◆ TASK PROMPT
Examine each line of the data. Copy the line if it includes the word "بروح".

[Data records for software interfaces]
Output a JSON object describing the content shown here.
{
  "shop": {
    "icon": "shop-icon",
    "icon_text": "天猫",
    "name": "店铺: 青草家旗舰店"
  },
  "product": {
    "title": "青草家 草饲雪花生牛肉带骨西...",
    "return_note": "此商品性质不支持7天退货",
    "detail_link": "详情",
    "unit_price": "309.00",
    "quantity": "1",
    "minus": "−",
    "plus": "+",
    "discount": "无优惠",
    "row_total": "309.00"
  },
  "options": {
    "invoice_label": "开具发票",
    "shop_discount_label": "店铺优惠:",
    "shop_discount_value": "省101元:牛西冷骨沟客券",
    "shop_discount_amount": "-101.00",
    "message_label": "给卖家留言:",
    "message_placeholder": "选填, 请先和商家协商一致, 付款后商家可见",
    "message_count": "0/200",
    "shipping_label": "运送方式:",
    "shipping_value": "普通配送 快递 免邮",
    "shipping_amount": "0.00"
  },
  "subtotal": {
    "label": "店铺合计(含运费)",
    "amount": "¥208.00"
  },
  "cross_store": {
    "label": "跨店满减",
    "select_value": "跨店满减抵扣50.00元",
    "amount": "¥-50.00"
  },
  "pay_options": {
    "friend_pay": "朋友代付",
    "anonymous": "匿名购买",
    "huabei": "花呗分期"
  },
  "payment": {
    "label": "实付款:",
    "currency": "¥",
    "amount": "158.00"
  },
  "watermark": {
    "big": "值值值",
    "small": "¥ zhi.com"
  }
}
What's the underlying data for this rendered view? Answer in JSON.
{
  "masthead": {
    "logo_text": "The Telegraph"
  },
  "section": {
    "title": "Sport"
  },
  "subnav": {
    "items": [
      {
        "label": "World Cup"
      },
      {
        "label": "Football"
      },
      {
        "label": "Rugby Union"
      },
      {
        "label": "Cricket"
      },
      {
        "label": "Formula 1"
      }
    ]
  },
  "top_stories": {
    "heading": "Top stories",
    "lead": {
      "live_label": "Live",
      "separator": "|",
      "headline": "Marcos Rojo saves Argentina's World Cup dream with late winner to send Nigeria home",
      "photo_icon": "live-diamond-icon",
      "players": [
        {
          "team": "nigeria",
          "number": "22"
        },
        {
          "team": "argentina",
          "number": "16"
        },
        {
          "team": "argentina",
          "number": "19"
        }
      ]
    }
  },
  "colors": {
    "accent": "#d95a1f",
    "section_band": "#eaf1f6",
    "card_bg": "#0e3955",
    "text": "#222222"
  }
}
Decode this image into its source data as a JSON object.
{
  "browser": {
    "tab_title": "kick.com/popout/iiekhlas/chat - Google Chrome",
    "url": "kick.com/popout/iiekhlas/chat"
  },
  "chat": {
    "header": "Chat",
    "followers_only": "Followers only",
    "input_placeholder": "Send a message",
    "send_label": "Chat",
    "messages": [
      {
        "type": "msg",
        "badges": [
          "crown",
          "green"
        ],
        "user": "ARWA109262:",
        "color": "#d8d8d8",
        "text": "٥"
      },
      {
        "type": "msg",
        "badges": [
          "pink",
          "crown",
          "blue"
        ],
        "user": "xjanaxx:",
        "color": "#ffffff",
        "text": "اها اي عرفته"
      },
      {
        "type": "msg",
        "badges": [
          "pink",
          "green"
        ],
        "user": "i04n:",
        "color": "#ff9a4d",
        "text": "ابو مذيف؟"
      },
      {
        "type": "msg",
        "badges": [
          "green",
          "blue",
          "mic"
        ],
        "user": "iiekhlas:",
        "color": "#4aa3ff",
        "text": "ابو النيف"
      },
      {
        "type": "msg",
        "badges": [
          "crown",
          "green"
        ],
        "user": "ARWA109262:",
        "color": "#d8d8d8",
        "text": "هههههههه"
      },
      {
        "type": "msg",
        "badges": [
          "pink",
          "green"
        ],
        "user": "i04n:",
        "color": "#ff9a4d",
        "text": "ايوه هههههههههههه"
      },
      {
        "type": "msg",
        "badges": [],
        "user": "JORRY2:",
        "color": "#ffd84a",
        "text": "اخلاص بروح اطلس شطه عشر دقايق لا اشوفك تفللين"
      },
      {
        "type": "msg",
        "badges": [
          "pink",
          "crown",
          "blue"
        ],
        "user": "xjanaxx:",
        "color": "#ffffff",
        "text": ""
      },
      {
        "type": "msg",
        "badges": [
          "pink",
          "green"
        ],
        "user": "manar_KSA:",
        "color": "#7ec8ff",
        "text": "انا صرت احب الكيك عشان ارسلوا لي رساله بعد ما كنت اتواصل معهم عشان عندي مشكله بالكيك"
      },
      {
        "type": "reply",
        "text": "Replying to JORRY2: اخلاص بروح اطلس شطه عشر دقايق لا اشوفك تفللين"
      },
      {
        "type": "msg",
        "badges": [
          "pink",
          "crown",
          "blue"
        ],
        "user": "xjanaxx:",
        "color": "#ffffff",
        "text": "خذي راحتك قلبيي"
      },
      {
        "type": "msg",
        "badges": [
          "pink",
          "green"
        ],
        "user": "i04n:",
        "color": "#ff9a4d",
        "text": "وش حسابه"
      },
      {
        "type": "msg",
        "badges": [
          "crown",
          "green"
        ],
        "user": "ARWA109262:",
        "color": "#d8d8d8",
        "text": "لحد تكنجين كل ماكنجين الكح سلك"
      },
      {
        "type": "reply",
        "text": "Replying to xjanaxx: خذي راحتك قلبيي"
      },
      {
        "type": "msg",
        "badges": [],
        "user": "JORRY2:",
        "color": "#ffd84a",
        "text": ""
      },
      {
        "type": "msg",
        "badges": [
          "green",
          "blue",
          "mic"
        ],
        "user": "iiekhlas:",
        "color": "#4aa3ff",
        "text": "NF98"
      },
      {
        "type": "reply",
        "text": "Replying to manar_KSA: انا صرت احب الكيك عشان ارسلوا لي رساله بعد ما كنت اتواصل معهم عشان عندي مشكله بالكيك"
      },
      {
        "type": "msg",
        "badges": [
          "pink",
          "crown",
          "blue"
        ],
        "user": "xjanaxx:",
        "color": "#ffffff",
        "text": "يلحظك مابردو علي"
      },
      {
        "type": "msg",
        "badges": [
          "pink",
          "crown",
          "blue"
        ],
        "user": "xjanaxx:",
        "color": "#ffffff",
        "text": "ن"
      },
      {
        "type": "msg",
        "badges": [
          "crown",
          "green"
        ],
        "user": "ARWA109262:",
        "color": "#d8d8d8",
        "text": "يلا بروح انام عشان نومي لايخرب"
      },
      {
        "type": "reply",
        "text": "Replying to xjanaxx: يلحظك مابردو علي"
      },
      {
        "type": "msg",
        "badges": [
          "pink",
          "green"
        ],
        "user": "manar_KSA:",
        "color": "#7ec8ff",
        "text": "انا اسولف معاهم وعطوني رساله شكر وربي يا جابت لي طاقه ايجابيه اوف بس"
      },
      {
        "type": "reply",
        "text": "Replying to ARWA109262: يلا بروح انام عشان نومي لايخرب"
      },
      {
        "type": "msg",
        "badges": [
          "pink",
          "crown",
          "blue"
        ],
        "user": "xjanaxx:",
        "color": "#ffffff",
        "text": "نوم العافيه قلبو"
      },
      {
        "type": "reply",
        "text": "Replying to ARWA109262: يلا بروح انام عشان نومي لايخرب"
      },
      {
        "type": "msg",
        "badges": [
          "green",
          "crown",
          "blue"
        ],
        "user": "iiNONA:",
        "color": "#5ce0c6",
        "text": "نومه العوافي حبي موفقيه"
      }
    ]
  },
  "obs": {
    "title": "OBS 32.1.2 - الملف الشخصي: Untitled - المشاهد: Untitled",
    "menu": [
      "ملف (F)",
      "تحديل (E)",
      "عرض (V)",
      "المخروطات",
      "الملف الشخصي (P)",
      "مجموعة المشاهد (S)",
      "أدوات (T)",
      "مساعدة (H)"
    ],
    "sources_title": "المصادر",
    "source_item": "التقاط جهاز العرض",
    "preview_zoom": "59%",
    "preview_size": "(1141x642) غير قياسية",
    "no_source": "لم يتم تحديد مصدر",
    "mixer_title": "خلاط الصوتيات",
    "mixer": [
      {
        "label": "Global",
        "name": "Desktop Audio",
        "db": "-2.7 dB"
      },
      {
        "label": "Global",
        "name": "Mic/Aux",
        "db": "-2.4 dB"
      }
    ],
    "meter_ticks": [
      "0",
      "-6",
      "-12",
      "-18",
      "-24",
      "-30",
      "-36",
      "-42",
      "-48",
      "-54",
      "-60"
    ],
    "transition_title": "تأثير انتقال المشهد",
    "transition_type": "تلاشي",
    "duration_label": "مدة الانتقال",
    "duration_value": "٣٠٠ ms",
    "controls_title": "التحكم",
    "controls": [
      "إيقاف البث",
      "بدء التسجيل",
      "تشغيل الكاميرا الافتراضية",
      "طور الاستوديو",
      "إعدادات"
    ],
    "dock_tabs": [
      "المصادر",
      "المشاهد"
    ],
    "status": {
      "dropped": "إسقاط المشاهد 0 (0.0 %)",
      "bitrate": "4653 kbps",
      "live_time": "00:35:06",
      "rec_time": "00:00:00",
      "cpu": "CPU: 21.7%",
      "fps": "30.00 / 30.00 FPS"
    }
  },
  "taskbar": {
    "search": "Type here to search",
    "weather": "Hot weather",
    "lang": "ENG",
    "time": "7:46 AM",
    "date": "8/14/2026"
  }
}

◆ WRITTEN RESPONSE
        "text": "اخلاص بروح اطلس شطه عشر دقايق لا اشوفك تفللين"
        "text": "Replying to JORRY2: اخلاص بروح اطلس شطه عشر دقايق لا اشوفك تفللين"
        "text": "يلا بروح انام عشان نومي لايخرب"
        "text": "Replying to ARWA109262: يلا بروح انام عشان نومي لايخرب"
        "text": "Replying to ARWA109262: يلا بروح انام عشان نومي لايخرب"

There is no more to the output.